There is a mismatch between the experiences of graded exercise therapy (GET) reported in patient surveys and the evidence from formal clinical trials. In surveys, between 39 and 57% of ME/CFS patients say that GET worsens their symptoms, while the scientific literature paints a picture of moderate benefit and rarely alludes to adverse effects. This is an important matter, and one way of exploring it is to dig deeper into survey data. This is why researchers at North Bristol NHS Trust  re-analysed responses given during an Action for ME online survey of rehabilitation therapies in 2010. Specifically, they examined the qualitative data submitted as ‘free text’ (i.e. as reports of real-life experiences) by 76 respondents starting rehabilitative therapies during or after 2008.

Overall, 56% of this group reported a worsening of symptoms with GET (28% reported betterment to some degree). The “negative themes” thrown up by these encounters are particularly relevant, and these include poor communication and support from the therapist; a sense of being pushed by the therapist; worsening of symptoms after treatment, leading to short and long term setbacks; and being blamed for treatments not working. Some of the patients’ comments are particularly revealing: “The therapist wasn’t listening. Just patted out the same old lines”; “I thought the CFS expert was trained to deal with people with mild fatigue not ME”; “They push you to do more without listening to what you are telling them. I have had ME for years; I know where my body is tired!”; “I was advised to push through any difficulties I was having as I had to find my ‘baseline’… I was treated like an army cadet on an assault course”; “it also made me feel guilty about being physically ill, as if it was my fault and that if only I tried harder I could get better.”

The report stresses that rehabilitation therapy can be of low quality or high quality, and that high-quality therapy is characterised by empathetic patient–therapist collaboration, and agreement on sustainable baseline activity levels, and a plan for setbacks. The authors say that poor-quality rehabilitation gives rise to negative experiences; one solution, they say, is to publish publicly available criteria so patients could identify whether they are receiving low-quality or high-quality rehabilitation support.

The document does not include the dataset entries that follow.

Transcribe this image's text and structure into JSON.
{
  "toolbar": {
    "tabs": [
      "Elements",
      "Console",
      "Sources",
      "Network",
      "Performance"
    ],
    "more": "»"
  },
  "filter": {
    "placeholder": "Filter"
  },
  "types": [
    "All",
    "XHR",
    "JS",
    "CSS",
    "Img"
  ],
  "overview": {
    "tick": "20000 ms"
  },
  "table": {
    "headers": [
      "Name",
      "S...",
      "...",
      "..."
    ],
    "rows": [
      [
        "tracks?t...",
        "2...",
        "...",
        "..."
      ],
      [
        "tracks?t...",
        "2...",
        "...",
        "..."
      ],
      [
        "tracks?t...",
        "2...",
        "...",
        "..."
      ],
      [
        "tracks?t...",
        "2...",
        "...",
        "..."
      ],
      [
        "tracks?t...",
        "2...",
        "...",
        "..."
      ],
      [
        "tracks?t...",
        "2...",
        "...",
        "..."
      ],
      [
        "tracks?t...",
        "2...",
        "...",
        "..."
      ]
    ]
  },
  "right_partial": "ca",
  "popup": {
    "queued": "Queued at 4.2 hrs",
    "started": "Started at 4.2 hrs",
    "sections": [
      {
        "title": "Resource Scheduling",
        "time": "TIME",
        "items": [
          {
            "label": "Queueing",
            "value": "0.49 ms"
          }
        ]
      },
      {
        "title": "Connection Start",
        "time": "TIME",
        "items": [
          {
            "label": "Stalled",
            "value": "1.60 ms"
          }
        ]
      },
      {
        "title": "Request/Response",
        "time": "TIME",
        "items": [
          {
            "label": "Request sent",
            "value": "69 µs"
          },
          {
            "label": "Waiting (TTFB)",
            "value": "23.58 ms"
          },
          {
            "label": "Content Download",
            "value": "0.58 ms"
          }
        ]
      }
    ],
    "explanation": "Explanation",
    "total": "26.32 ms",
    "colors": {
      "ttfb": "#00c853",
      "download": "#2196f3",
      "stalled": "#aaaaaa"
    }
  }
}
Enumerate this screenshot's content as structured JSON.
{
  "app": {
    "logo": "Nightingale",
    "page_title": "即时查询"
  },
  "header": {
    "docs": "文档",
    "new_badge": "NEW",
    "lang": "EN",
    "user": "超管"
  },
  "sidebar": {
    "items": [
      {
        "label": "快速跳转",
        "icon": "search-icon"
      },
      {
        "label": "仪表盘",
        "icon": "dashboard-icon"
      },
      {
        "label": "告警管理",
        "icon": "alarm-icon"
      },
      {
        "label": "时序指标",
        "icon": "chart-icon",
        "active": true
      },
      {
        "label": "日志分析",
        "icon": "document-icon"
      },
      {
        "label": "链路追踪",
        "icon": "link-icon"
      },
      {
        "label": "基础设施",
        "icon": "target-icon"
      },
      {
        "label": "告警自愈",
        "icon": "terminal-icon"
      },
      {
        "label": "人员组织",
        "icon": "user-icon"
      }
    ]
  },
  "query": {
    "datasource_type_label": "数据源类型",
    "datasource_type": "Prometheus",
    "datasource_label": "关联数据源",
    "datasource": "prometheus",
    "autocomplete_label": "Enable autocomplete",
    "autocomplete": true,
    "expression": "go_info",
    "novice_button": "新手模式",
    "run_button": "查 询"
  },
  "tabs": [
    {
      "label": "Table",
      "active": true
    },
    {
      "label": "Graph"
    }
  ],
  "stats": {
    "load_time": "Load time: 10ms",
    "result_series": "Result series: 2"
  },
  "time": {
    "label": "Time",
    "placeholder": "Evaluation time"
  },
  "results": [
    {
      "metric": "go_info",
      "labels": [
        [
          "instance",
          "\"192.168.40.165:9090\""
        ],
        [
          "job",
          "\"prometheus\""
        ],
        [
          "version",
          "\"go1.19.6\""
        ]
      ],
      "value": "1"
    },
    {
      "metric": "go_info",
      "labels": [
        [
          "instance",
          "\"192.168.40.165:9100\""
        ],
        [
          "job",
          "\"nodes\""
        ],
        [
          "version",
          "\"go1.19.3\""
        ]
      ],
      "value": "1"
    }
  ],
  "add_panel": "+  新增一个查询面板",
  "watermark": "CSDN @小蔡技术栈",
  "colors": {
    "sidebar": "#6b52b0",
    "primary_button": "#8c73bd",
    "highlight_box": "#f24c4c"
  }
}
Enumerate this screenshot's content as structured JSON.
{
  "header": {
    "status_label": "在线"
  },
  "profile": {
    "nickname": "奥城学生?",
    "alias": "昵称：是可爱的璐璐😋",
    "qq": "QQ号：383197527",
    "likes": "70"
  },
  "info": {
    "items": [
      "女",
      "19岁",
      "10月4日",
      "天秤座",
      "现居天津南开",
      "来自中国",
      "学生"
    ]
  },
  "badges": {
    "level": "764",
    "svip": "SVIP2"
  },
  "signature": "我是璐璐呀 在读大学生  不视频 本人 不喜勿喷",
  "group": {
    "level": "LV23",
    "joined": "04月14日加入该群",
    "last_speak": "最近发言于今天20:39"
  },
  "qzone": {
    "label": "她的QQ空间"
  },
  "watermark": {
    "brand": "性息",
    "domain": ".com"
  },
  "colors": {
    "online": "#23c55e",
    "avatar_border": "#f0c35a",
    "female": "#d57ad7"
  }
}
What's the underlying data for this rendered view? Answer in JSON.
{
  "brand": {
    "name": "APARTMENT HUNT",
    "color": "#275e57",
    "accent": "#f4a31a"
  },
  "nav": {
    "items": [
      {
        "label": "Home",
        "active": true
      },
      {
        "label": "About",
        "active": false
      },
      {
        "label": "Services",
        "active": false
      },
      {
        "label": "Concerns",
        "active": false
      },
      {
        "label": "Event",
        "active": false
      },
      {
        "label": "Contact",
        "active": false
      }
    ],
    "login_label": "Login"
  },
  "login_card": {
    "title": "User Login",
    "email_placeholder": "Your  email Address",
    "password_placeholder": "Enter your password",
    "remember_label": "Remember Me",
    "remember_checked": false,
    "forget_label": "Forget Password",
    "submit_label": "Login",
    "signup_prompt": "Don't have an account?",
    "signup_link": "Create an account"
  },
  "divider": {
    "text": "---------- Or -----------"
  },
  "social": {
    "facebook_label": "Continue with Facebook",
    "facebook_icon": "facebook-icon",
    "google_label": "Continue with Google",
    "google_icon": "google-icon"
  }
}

Reference: Use of an online survey to explore positive and negative outcomes of rehabilitation for people with CFS/ME. Gladwell PW et al. Disabil Rehabil 2013; Jun 4: Epub ahead of print